My answer to a question in Quora: How does category theory relate to other branches of mathematics?

An excellent question. Category theory is important on its own, and has important applications in a number of other mathematical theories; however, the crucial and the most fundamental impact of category theory is invisible and under-reported, it is of cultural nature. It can be compared with the influence of set theory: 99% of mathematicians use only a modicum of naive set theory, ignoring deeply penetrating and frequently very hard results of set theory as the live research discipline which continues to develop and flourish.

There is a telling example: the theory of games of chance was created in the 17th century and gave birth to probability theory; the latter was already quite developed by the time when, in the 20th century, the concept of a deterministic game had finally crystallized – in a paper, of all people, by Zermelo, who proved that chess was a deterministic game: for one of the players, there is a strategy, that is, a function from the set of permissible position to the set of moves, which achieves at least a draw. His paper was published in 1913 (see Zermelo’s theorem (game theory) – Wikipedia). Why did this happen so late? The word “set” in the definition of a strategy came to use only in the second half of the 19th century.

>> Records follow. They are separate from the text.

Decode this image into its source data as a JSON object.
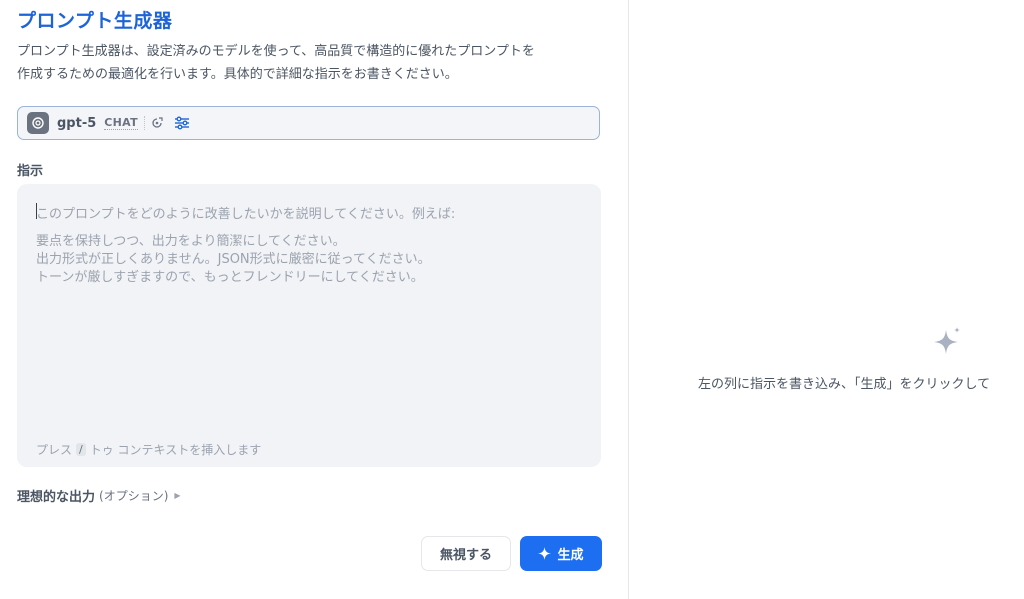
{
  "header": {
    "title": "プロンプト生成器",
    "description_line1": "プロンプト生成器は、設定済みのモデルを使って、高品質で構造的に優れたプロンプトを",
    "description_line2": "作成するための最適化を行います。具体的で詳細な指示をお書きください。"
  },
  "model": {
    "name": "gpt-5",
    "mode": "CHAT",
    "icons": [
      "openai-logo-icon",
      "model-settings-icon",
      "sliders-icon"
    ]
  },
  "instructions": {
    "label": "指示",
    "placeholder_first": "このプロンプトをどのように改善したいかを説明してください。例えば:",
    "examples": [
      "要点を保持しつつ、出力をより簡潔にしてください。",
      "出力形式が正しくありません。JSON形式に厳密に従ってください。",
      "トーンが厳しすぎますので、もっとフレンドリーにしてください。"
    ],
    "hint_prefix": "プレス",
    "hint_key": "/",
    "hint_suffix": "トゥ コンテキストを挿入します"
  },
  "ideal_output": {
    "label": "理想的な出力",
    "optional": "(オプション)"
  },
  "actions": {
    "ignore_label": "無視する",
    "generate_label": "生成"
  },
  "right_panel": {
    "empty_text": "左の列に指示を書き込み、「生成」をクリックして"
  },
  "colors": {
    "title": "#1d64d8",
    "primary_button": "#1d6ef0",
    "input_bg": "#f1f3f6"
  }
}
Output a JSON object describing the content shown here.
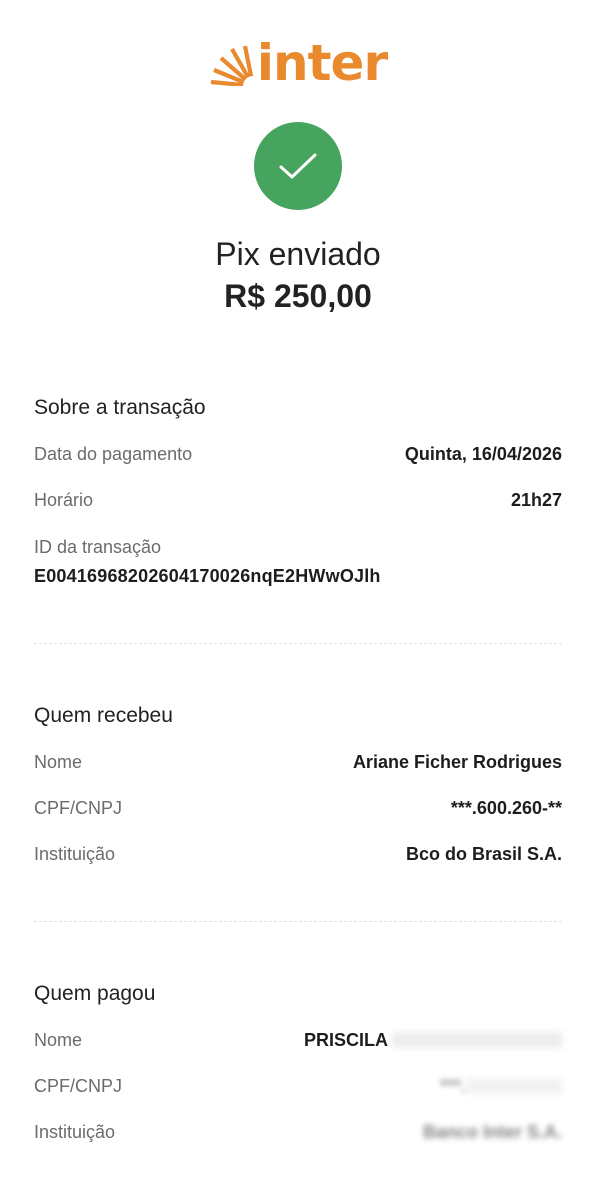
{
  "brand": {
    "name": "inter",
    "color": "#e98a2f"
  },
  "status": {
    "icon": "checkmark-icon",
    "color": "#46a45f"
  },
  "header": {
    "title": "Pix enviado",
    "amount": "R$ 250,00"
  },
  "transaction": {
    "title": "Sobre a transação",
    "date_label": "Data do pagamento",
    "date_value": "Quinta, 16/04/2026",
    "time_label": "Horário",
    "time_value": "21h27",
    "id_label": "ID da transação",
    "id_value": "E00416968202604170026nqE2HWwOJlh"
  },
  "receiver": {
    "title": "Quem recebeu",
    "name_label": "Nome",
    "name_value": "Ariane Ficher Rodrigues",
    "doc_label": "CPF/CNPJ",
    "doc_value": "***.600.260-**",
    "bank_label": "Instituição",
    "bank_value": "Bco do Brasil S.A."
  },
  "payer": {
    "title": "Quem pagou",
    "name_label": "Nome",
    "name_value": "PRISCILA",
    "doc_label": "CPF/CNPJ",
    "doc_value": "***.",
    "bank_label": "Instituição",
    "bank_value": "Banco Inter S.A."
  }
}
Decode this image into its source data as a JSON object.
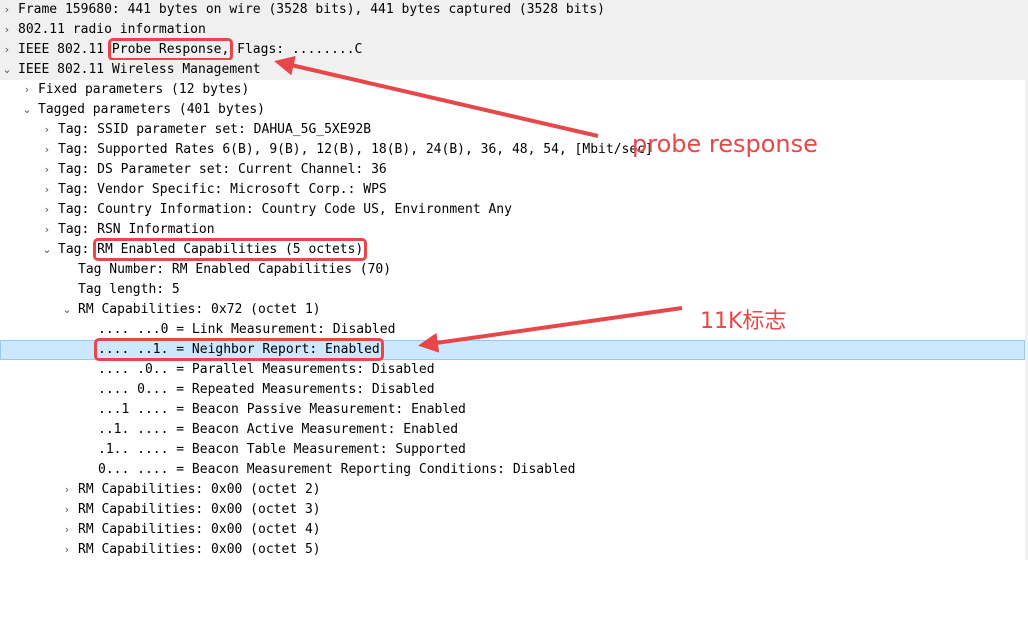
{
  "rows": [
    {
      "twisty": "›",
      "text": "Frame 159680: 441 bytes on wire (3528 bits), 441 bytes captured (3528 bits)"
    },
    {
      "twisty": "›",
      "text": "802.11 radio information"
    },
    {
      "twisty": "›",
      "pre": "IEEE 802.11 ",
      "hl": "Probe Response,",
      "post": " Flags: ........C"
    },
    {
      "twisty": "⌄",
      "text": "IEEE 802.11 Wireless Management"
    },
    {
      "twisty": "›",
      "text": "Fixed parameters (12 bytes)"
    },
    {
      "twisty": "⌄",
      "text": "Tagged parameters (401 bytes)"
    },
    {
      "twisty": "›",
      "text": "Tag: SSID parameter set: DAHUA_5G_5XE92B"
    },
    {
      "twisty": "›",
      "text": "Tag: Supported Rates 6(B), 9(B), 12(B), 18(B), 24(B), 36, 48, 54, [Mbit/sec]"
    },
    {
      "twisty": "›",
      "text": "Tag: DS Parameter set: Current Channel: 36"
    },
    {
      "twisty": "›",
      "text": "Tag: Vendor Specific: Microsoft Corp.: WPS"
    },
    {
      "twisty": "›",
      "text": "Tag: Country Information: Country Code US, Environment Any"
    },
    {
      "twisty": "›",
      "text": "Tag: RSN Information"
    },
    {
      "twisty": "⌄",
      "pre": "Tag: ",
      "hl": "RM Enabled Capabilities (5 octets)",
      "post": ""
    },
    {
      "twisty": "",
      "text": "Tag Number: RM Enabled Capabilities (70)"
    },
    {
      "twisty": "",
      "text": "Tag length: 5"
    },
    {
      "twisty": "⌄",
      "text": "RM Capabilities: 0x72 (octet 1)"
    },
    {
      "twisty": "",
      "text": ".... ...0 = Link Measurement: Disabled"
    },
    {
      "twisty": "",
      "hl": ".... ..1. = Neighbor Report: Enabled"
    },
    {
      "twisty": "",
      "text": ".... .0.. = Parallel Measurements: Disabled"
    },
    {
      "twisty": "",
      "text": ".... 0... = Repeated Measurements: Disabled"
    },
    {
      "twisty": "",
      "text": "...1 .... = Beacon Passive Measurement: Enabled"
    },
    {
      "twisty": "",
      "text": "..1. .... = Beacon Active Measurement: Enabled"
    },
    {
      "twisty": "",
      "text": ".1.. .... = Beacon Table Measurement: Supported"
    },
    {
      "twisty": "",
      "text": "0... .... = Beacon Measurement Reporting Conditions: Disabled"
    },
    {
      "twisty": "›",
      "text": "RM Capabilities: 0x00 (octet 2)"
    },
    {
      "twisty": "›",
      "text": "RM Capabilities: 0x00 (octet 3)"
    },
    {
      "twisty": "›",
      "text": "RM Capabilities: 0x00 (octet 4)"
    },
    {
      "twisty": "›",
      "text": "RM Capabilities: 0x00 (octet 5)"
    }
  ],
  "annotations": {
    "probe": "probe response",
    "k11": "11K标志"
  },
  "colors": {
    "annotation": "#e8474a",
    "selection": "#cce8ff",
    "header_bg": "#f0f0f0"
  }
}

The same is happening with category theory: the vast majority of mathematicians use its ideas and terminology in a very rudimentary and naive form, frequently even without realisation that they are doing so. In the work that I am doing, it had happened to be very important to remember that an algebraic group was a functor from the category of unital commutative rings to the category of groups. Some my colleagues who work in the same theory continue to insist that a group is a fixed set with some operations on it. When my co-author and I recently solved a certain problem which was open since 1999, we were able to do that only because for us a group in question was a functor – not much deeper than that. Why it was not solved by someone else earlier? Because for them a group was just a set.